Figuring out her business model would be the next challenge. When your livelihood is "dependent upon something that is dying or struggling to survive, it's a pretty big gamble you're taking," she says. She knew she'd need several different streams of revenue to make it.
She began that fall by selling her aunt and uncle's honey via bicycle throughout Minneapolis. Because it was close to Halloween, she decided as a marketing gimmick to wear a bee costume. "I put on some striped socks, I got some pipe cleaners and some foam balls, and at 30 years old," she pauses to laugh, "I dressed up like a bee and handed out business cards with honey samples." It worked. Customers to this day include local restaurants, coffee shops and food co-ops who saw her cycle by in that getup.

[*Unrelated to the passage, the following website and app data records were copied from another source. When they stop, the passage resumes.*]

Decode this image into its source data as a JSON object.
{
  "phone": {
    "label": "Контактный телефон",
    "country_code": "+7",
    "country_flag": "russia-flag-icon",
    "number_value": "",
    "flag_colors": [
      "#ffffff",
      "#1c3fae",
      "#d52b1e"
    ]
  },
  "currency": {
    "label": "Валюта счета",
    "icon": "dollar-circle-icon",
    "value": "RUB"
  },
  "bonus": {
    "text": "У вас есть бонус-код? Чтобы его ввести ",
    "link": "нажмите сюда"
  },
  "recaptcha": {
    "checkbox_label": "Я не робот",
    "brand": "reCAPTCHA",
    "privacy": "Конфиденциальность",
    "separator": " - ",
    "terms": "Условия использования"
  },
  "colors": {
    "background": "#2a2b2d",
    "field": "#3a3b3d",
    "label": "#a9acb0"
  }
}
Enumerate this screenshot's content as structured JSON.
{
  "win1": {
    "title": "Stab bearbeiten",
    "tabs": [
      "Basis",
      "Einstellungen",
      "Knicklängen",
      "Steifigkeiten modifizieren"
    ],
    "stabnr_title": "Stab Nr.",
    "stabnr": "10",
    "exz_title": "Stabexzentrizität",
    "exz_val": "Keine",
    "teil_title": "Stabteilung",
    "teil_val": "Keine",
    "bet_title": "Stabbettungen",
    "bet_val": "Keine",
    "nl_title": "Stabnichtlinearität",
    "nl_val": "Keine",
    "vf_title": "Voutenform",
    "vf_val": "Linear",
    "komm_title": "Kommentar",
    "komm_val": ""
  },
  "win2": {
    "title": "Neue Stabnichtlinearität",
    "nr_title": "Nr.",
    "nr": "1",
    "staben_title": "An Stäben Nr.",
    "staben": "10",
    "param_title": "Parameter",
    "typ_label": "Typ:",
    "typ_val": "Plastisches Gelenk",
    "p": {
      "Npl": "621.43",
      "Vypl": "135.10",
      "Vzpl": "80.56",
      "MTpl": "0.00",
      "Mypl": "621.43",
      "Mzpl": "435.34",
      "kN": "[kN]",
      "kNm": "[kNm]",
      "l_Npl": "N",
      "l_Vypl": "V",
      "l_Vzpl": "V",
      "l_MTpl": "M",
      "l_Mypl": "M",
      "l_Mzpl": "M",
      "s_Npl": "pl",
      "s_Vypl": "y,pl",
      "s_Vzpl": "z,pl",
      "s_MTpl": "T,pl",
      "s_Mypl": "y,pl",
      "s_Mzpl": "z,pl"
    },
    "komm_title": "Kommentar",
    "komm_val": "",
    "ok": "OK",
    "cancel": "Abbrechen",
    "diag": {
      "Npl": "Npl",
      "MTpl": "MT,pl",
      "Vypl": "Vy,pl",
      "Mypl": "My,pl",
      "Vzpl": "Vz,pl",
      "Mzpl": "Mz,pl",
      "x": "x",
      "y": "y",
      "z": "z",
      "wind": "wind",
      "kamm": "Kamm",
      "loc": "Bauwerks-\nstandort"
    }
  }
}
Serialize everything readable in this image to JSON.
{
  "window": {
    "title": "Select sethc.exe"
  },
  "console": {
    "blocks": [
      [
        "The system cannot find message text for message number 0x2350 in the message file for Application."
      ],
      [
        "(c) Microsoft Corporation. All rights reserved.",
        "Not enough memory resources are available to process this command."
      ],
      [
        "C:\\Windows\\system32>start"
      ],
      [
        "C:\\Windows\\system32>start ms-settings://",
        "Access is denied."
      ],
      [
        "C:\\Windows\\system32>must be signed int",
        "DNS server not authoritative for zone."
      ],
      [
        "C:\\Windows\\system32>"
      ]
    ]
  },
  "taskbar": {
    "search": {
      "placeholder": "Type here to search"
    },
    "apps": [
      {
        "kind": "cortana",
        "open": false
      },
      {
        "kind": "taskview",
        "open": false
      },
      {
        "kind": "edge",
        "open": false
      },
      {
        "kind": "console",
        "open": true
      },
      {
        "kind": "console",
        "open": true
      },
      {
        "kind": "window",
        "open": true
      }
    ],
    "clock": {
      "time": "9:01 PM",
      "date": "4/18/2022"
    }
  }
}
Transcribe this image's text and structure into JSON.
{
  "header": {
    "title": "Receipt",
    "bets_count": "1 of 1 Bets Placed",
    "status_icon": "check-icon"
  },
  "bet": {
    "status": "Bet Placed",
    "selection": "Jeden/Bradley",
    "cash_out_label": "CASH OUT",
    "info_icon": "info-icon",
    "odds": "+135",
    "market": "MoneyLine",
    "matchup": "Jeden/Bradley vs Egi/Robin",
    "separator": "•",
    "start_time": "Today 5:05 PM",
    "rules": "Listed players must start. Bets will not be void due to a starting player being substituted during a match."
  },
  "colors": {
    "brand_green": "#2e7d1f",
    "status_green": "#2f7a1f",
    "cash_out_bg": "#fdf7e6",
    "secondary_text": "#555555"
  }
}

She dubbed her pedal-powered business The Beez Kneez.
Next, Allen decided she needed a "honey house," a term that describes a structure where honey is extracted and processed for sale. After taking a business course via Women Venture, a women's business center run by the Small Business Administration, Allen launched a Kickstarter campaign in 2013. The goal? Turn an old carpet factory — "a big concrete box," she says — in the Cedar-Riverside neighborhood, smack in the middle of the Twin Cities, into her honey house. The campaign successfully raised close to $40,000. The property now serves as The Beez Kneez headquarters and a place hobby beekeepers can come process their honey. "We charge by the hour and do the clean-up afterward," she says. "It's very sticky."